Data entries
*** Block opens ***

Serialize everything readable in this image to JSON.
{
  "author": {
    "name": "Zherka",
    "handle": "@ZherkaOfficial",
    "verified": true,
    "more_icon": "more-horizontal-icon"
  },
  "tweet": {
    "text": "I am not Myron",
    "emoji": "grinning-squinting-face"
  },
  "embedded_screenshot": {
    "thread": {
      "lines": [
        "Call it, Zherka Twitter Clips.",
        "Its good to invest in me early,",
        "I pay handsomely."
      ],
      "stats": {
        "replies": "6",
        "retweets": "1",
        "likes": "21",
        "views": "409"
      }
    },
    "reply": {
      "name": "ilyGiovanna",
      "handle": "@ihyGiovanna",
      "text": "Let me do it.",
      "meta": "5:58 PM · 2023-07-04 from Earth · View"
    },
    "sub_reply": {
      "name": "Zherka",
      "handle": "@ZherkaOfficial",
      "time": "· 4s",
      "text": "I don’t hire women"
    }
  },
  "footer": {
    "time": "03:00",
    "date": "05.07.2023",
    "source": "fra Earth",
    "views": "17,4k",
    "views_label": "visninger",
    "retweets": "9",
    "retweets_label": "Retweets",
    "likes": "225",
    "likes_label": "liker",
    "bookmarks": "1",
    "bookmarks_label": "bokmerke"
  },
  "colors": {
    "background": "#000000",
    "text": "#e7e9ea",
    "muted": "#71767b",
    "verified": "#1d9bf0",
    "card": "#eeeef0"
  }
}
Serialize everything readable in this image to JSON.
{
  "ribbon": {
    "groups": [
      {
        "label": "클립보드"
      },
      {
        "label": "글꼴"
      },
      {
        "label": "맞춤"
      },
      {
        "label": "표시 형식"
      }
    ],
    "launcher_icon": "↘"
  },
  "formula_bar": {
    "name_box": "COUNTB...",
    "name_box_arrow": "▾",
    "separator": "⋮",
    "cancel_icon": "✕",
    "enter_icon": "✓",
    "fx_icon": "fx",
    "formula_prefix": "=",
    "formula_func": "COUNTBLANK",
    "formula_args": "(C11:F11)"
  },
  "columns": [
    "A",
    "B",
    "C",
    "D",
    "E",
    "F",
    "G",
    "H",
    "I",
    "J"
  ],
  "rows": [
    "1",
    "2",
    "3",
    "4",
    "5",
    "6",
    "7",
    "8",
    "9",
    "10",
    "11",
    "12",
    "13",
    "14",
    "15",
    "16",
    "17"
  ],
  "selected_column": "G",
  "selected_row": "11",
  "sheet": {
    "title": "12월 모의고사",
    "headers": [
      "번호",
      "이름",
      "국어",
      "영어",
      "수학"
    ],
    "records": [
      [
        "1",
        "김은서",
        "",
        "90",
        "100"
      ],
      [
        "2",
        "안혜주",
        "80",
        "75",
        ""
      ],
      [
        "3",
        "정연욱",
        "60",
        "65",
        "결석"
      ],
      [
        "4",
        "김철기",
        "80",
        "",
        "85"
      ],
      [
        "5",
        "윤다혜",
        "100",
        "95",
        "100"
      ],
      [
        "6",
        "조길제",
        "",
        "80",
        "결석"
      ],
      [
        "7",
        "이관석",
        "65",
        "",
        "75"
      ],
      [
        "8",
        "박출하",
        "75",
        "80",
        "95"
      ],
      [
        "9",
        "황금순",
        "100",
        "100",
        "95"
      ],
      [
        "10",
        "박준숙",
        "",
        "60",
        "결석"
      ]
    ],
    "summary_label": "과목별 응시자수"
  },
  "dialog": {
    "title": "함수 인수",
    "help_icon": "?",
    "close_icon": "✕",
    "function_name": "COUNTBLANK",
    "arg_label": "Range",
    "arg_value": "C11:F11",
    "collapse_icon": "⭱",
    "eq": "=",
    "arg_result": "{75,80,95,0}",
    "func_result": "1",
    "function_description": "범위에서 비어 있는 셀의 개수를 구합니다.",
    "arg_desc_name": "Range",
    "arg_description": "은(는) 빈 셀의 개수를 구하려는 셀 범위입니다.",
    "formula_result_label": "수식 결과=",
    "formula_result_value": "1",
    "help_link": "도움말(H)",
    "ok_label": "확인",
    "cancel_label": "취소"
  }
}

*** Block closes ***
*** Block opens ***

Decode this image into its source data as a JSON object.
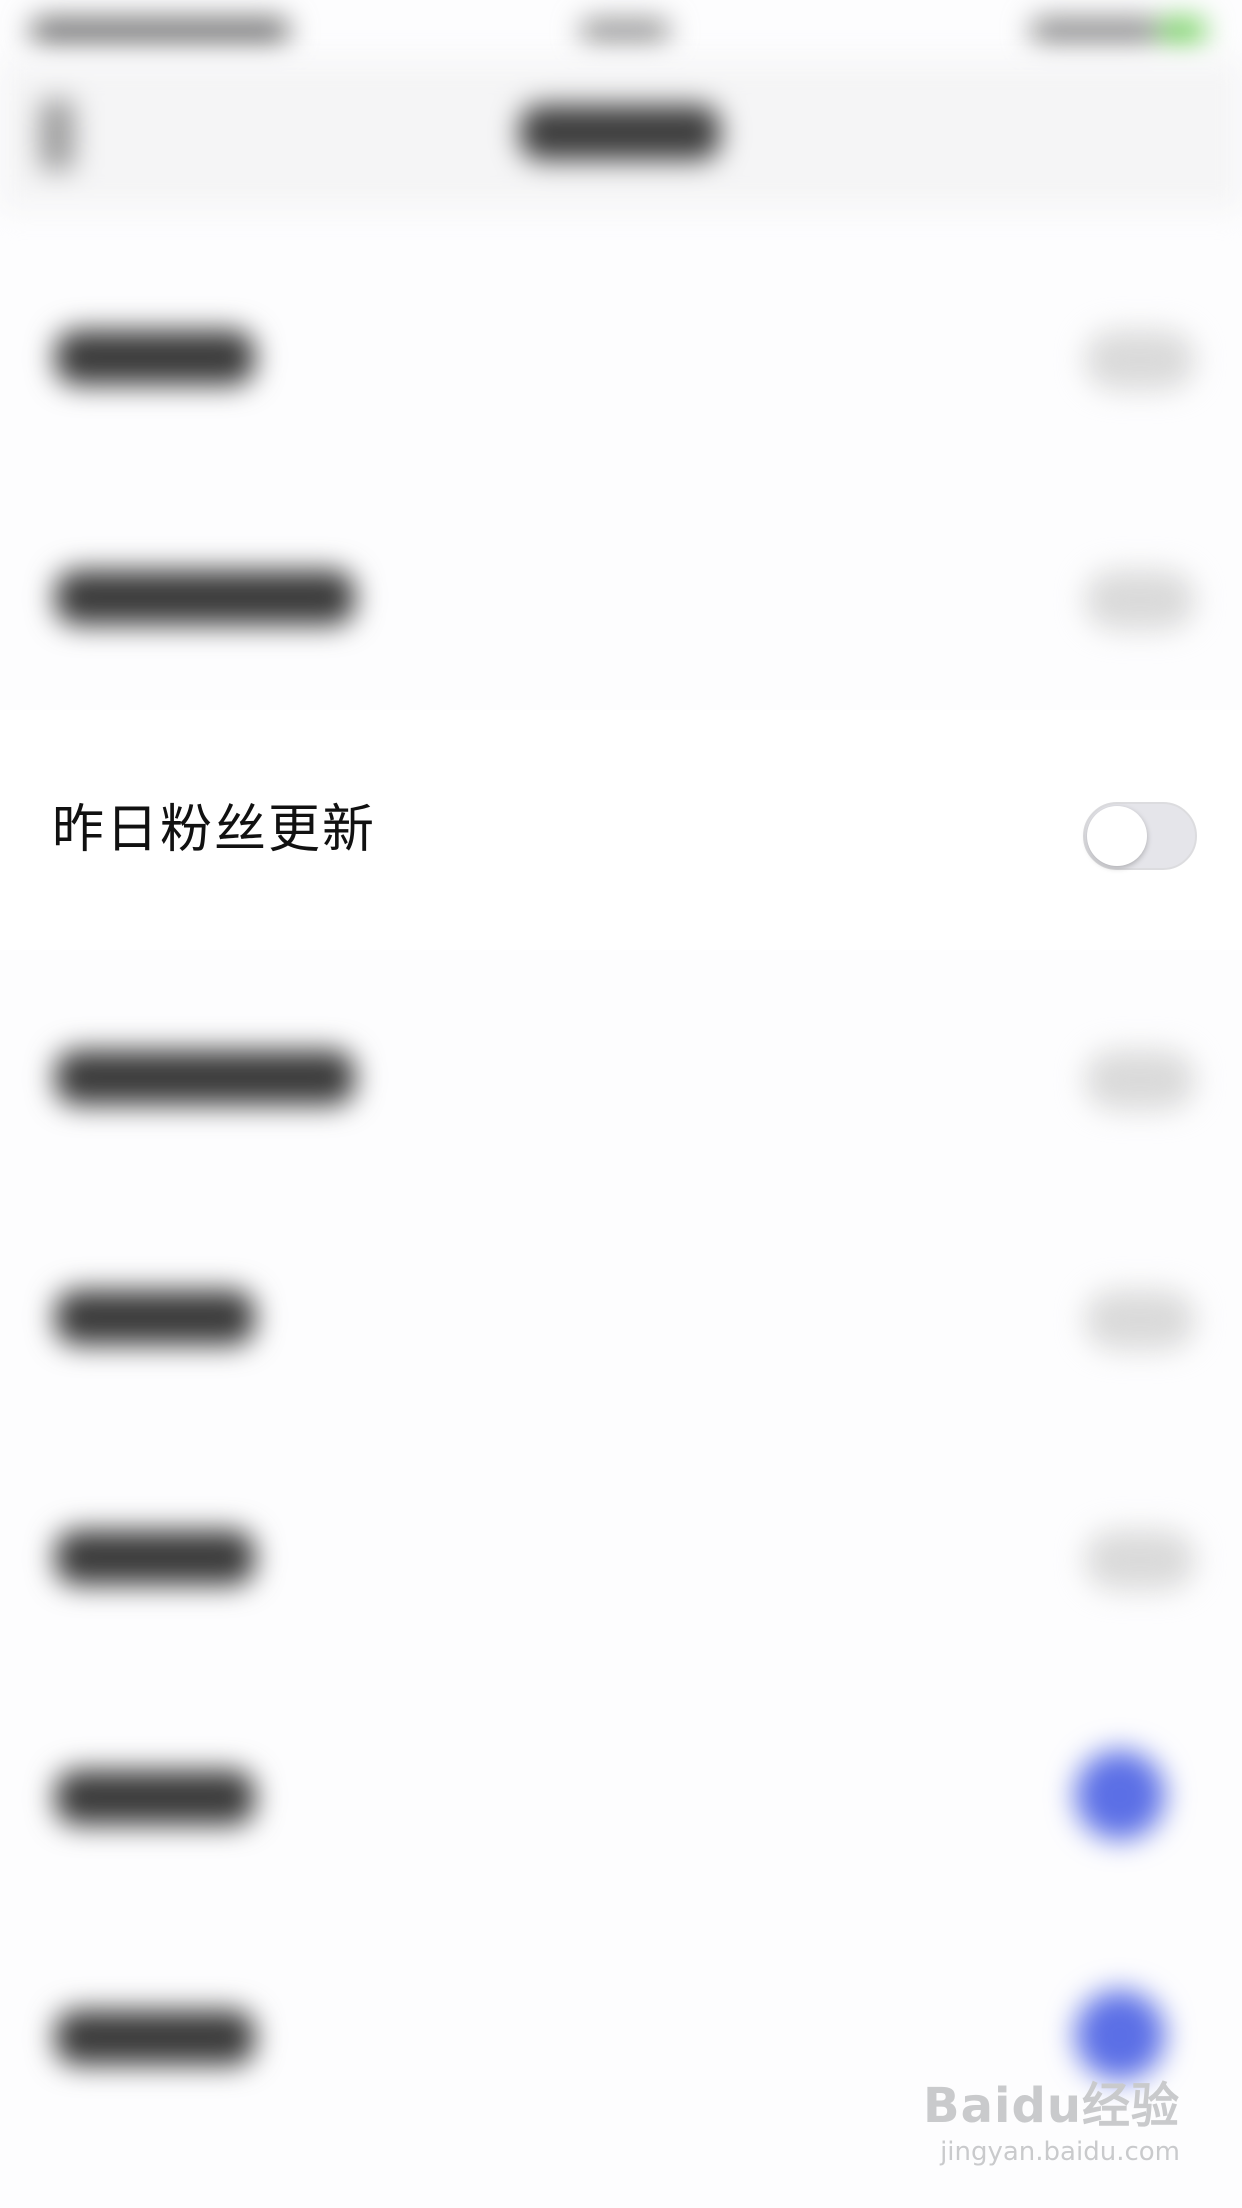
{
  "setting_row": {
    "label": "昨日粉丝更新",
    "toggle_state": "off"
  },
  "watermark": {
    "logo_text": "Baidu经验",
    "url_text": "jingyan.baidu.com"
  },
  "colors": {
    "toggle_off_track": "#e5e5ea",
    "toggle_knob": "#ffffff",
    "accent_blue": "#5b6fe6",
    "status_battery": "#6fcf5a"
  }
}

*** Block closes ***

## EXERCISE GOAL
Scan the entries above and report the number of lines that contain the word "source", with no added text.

## SOLUTION TO THE EXERCISE
2